▶ **Task**: From the entries provided below, copy each line that contains the word "actuator".

:: Provided material ::

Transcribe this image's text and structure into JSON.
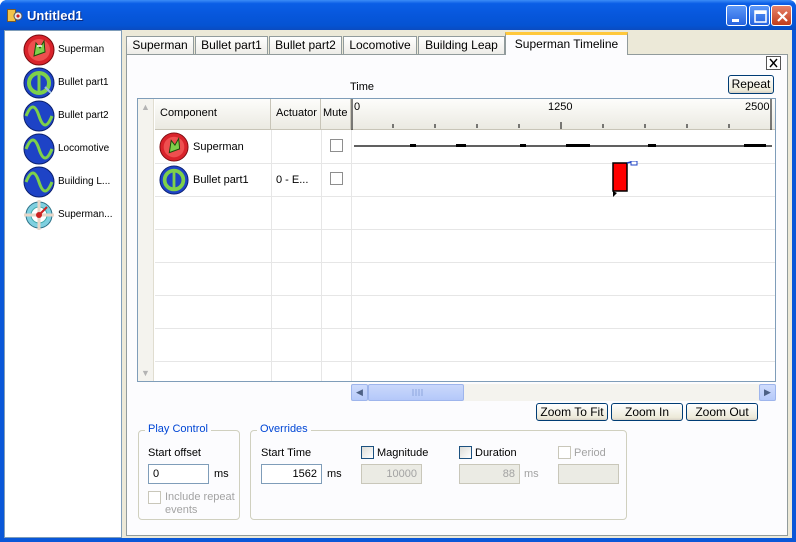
{
  "window": {
    "title": "Untitled1"
  },
  "components": [
    {
      "label": "Superman",
      "icon": "superman-icon"
    },
    {
      "label": "Bullet part1",
      "icon": "bullet-icon"
    },
    {
      "label": "Bullet part2",
      "icon": "wave-icon"
    },
    {
      "label": "Locomotive",
      "icon": "wave-icon"
    },
    {
      "label": "Building L...",
      "icon": "wave-icon"
    },
    {
      "label": "Superman...",
      "icon": "timeline-icon"
    }
  ],
  "tabs": [
    {
      "label": "Superman"
    },
    {
      "label": "Bullet part1"
    },
    {
      "label": "Bullet part2"
    },
    {
      "label": "Locomotive"
    },
    {
      "label": "Building Leap"
    },
    {
      "label": "Superman Timeline",
      "active": true
    }
  ],
  "toolbar": {
    "repeat_label": "Repeat"
  },
  "timeline": {
    "time_caption": "Time",
    "headers": {
      "component": "Component",
      "actuator": "Actuator",
      "mute": "Mute"
    },
    "ruler_ticks": [
      "0",
      "1250",
      "2500"
    ],
    "rows": [
      {
        "component": "Superman",
        "actuator": "",
        "mute": false,
        "icon": "superman-icon"
      },
      {
        "component": "Bullet part1",
        "actuator": "0 - E...",
        "mute": false,
        "icon": "bullet-icon"
      }
    ],
    "event_color": "#ff0000"
  },
  "zoom": {
    "fit_label": "Zoom To Fit",
    "in_label": "Zoom In",
    "out_label": "Zoom Out"
  },
  "play_control": {
    "title": "Play Control",
    "start_offset_label": "Start offset",
    "start_offset_value": "0",
    "unit": "ms",
    "include_repeat_label_1": "Include repeat",
    "include_repeat_label_2": "events"
  },
  "overrides": {
    "title": "Overrides",
    "start_time_label": "Start Time",
    "start_time_value": "1562",
    "start_time_unit": "ms",
    "magnitude_label": "Magnitude",
    "magnitude_value": "10000",
    "duration_label": "Duration",
    "duration_value": "88",
    "duration_unit": "ms",
    "period_label": "Period",
    "period_value": ""
  }
}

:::

▶ **Solution to this exercise**:
      "actuator": "Actuator",
        "actuator": "",
        "actuator": "0 - E...",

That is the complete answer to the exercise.